August report: ‘One of the final scenes in connection with the evacuation of St Kilda took place in the West Highland Auction Mart, Oban, on Wednesday, when the sheep stock of the island were sold by public auction. The great interest which is being taken in this unique event was fully manifested in the crowds which thronged Ring No 1 at Messrs Corson’s Mart, but it was evident from the resulting prices that the greater number present were there merely out of curiosity.
‘Additional interest was given to the sale by the presence of Mr Tom Johnston, Under Secretary of State for Scotland, who was accompanied by his wife and daughter, Nurse Barclay and Mrs G A MacLeod, Oban. Mr Robert Mair, of Messrs Corson, introduced Mr Johnston, who was given a very cordial reception. Mr Johnston said he had been asked on behalf of the islanders to say a few words to explanation of this historic sale. There had already been many explanations offered as to the reasons for the evacuation of St Kilda. The press had been most kind and helpful, and the tributes paid in the press to the officers of the various Departments of State had been in his opinion very well deserved indeed. His commendations, however, did not cover the inventor of the story that the Scottish Office had got four hundred applications for small holdings in St Kilda (laughter).
‘Mr Johnston recalled that the Secretary of State for Scotland got a petition signed on 10th May of this year from every adult inhabitant in St Kilda asking the Government to assist them to leave the island this year and to find homes and occupations for them on the mainland. He (Mr Johnston) volunteered to go and make inquiry. He found that last winter the people of the island had been three months without milk. They were suffering from poverty and hardship. One family with 10 to feed had a total income of £30 per annum to do it. They could not buy syrup, treacle, margarine or butter. Potatoes had rotted with the spray from the sea.
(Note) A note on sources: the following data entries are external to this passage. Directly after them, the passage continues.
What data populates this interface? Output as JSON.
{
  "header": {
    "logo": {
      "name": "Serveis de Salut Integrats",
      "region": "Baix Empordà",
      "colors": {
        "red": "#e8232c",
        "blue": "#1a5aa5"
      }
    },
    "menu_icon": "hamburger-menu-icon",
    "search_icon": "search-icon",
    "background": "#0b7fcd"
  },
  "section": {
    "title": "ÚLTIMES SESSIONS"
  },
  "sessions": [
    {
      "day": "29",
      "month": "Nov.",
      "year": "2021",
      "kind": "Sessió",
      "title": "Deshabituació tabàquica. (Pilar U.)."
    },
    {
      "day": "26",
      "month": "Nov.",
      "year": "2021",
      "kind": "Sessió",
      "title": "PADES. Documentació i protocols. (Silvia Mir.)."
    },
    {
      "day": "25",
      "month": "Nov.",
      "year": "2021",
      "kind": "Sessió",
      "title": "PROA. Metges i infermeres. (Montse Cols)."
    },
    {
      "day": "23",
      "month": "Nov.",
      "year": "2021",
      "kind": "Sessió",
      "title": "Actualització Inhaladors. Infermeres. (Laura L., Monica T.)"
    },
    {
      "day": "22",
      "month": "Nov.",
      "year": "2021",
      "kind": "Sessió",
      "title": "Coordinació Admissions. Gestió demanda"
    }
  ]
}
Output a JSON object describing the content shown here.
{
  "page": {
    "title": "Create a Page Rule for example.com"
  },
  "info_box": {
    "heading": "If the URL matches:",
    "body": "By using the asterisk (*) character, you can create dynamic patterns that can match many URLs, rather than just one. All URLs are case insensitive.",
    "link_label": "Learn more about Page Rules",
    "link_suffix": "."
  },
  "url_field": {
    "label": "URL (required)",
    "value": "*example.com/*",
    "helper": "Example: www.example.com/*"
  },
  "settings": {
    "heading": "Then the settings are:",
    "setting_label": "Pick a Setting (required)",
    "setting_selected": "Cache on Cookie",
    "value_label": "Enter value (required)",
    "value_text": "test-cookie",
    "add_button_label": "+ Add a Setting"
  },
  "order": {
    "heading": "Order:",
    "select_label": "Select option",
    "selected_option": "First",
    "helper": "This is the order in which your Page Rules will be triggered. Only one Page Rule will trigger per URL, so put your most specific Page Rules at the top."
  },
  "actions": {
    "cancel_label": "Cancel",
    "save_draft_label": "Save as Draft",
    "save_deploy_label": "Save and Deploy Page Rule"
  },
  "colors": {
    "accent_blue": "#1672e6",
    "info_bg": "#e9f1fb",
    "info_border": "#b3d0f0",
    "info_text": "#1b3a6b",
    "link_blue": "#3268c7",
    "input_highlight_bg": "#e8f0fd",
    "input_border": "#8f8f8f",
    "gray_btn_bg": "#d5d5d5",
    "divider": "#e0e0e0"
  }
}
Children suffered from the perpetual died of salted fulmar and mutton. The government agreed to assist in the evacuation, and that step had been approved by everybody except a small group of literary poseurs who worked the back-to-St-Columba stunt. Poverty was so picturesque to some people so long as it was the other fellow who was undergoing the poverty.
‘The government has succeeded in getting every islander a job and a decent house, and he desired to express his personal thanks to Sir John Stirling-Maxwell and his fellow-members of the Board of Afforestation for the very active and enthusiastic way in which they had assisted the islanders. A very useful precedent had been created. The State had shouldered the responsibility of finding an economic employment and opportunities for those in need, and this generation would live to see the principal established and made of much more general application.
‘The auctioneer of the sale was Mr D MacInnes, and the total number put up for disposal was 1060. The sum realised was £788. A large consignment was bought for transporting to England by Mr Sanderson, Lancashire, and the general trend of prices ranged from 10s to £1. The highest price obtained was 25s 3d. Miss Dudgeon of Penmore, Mull was among the purchasers. St Kilda’s oldest inhabitant, Finlay Gillies, and his daughter, Mrs Ferguson, followed the sale of the sheep with every attention’.
To be continued.
Images and captions
1. Larachbeg. A terrace of six house built in 1875 where several families from St Kilda were housed when they were resettled in Morvern. (Photograph by Iain Thornber)
2. Mr Tom Johnston, Under Secretary of State for Scotland, responsible for clearing St Kilda and who made a speech at Corson’s Mart, Oban, when the St Kilda sheep were sold (Photograph, The Oban Times Archives)